Saturday, January 30, 2021

Ellen Lamont's "The Mating Game"

Ellen Lamont is Assistant Professor of Sociology at Appalachian State University.

She applied the “Page 99 Test” to her 2020 book, The Mating Game: How Gender Still Shapes How We Date, and reported the following:
Page 99 of The Mating Game: How Gender Still Shapes How We Date drops in on heterosexual men discussing the logistics of the marriage proposal. More specifically, is it okay for women to propose to men and would it bother them if a woman proposed? Most claimed no. They viewed themselves as egalitarian men, open to a relationship with feminist women. As Brad said, "I'd be open to being proposed to. Again, that would just reaffirm the type of woman I'm attracted to - strong, independent - so yeah, I'm open to it." Mostly though, we see that while they may be open to this idea in theory, they still expected to be the ones to propose marriage. They assumed most women were very eager to get married, saw themselves as potentially more reluctant or slower to commit, and so they took on the role of moving the relationship forward.

Page 99 reflects the key argument of the book, but I think readers would have trouble understanding how without more context. The Mating Game is about why, in spite of massive transformations in the gender system and increasing desire for egalitarian relationships, heterosexual young adults continue to date in ways that reinforce gender inequality. One of the key findings is that although young adults claim to want and support gender equality, they still view men and women as fundamentally different. As shown on page 99, most view women as more interested in long term commitment and men as more interested in casual sex. Interestingly, this isn't the case among the people I interviewed. But this narrative is so pervasive - and consistently reinforced through popular media, self-help resources, and even friends - that people buy into it even when it doesn't reflect their own feelings or experiences. Page 99 gets at this tension between stated desires and actual practices as young adults struggle to reconcile egalitarian goals with conventional expectations for dating and relationship building.

But the Page 99 Test does miss another important part of The Mating Game. The book is not only a comparison of how heterosexual women and men navigate dating and courtship, but also compares heterosexual to LGBQ young adults.

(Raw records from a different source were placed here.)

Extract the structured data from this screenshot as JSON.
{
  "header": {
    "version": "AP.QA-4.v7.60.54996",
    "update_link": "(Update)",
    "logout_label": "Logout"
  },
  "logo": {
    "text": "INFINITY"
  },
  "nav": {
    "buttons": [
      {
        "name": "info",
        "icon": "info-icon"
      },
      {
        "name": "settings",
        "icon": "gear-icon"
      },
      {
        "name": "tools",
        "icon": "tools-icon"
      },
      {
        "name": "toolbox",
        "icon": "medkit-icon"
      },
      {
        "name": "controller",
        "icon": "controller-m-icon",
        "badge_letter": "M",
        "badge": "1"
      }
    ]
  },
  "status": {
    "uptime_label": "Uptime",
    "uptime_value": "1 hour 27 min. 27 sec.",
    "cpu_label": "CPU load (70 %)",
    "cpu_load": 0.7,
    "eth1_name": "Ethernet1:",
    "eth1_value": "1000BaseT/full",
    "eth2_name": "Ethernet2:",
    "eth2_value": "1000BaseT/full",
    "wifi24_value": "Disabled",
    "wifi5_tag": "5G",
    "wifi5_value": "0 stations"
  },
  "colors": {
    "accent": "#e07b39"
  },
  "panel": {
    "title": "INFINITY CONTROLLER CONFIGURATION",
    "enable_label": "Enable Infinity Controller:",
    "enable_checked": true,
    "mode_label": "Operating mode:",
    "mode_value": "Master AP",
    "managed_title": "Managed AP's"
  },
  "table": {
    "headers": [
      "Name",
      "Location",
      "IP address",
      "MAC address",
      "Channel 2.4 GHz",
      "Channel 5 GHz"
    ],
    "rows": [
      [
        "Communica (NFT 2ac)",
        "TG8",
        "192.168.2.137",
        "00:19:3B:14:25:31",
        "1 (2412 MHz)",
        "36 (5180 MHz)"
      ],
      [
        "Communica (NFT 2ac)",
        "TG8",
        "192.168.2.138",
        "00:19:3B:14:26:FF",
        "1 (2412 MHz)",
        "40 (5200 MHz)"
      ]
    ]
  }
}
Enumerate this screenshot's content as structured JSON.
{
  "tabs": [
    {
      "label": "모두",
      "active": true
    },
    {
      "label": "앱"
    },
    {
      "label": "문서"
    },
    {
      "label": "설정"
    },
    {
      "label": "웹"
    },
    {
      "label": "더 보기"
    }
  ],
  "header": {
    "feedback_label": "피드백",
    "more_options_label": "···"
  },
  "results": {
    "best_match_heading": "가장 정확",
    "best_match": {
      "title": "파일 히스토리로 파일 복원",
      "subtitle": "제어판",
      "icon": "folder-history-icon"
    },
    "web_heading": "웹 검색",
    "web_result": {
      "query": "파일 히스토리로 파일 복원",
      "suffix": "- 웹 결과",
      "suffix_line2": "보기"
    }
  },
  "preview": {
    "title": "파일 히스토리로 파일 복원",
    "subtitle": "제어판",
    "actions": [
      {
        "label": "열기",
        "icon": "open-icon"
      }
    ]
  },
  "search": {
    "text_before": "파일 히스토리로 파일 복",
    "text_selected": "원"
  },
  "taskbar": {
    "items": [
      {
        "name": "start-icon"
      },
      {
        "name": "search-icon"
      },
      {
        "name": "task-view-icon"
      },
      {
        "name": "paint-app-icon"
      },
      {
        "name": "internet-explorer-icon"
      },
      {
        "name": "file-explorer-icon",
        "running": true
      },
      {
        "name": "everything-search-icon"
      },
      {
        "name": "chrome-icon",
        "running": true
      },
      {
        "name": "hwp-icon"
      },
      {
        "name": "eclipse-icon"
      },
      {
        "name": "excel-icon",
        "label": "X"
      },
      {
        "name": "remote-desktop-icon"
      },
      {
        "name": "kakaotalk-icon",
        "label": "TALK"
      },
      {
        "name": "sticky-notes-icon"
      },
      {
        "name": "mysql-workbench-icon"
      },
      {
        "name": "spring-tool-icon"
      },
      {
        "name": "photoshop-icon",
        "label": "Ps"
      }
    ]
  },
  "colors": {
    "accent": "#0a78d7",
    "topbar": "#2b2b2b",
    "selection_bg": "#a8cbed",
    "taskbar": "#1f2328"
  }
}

LGBQ young adults are explicitly challenging gendered dating practices and are forming more equal relationships as a result. This group demonstrates the potential in reimagining romance in ways that do not rely on tired gendered tropes.
Visit Ellen Lamont's website.

--Marshal Zeringue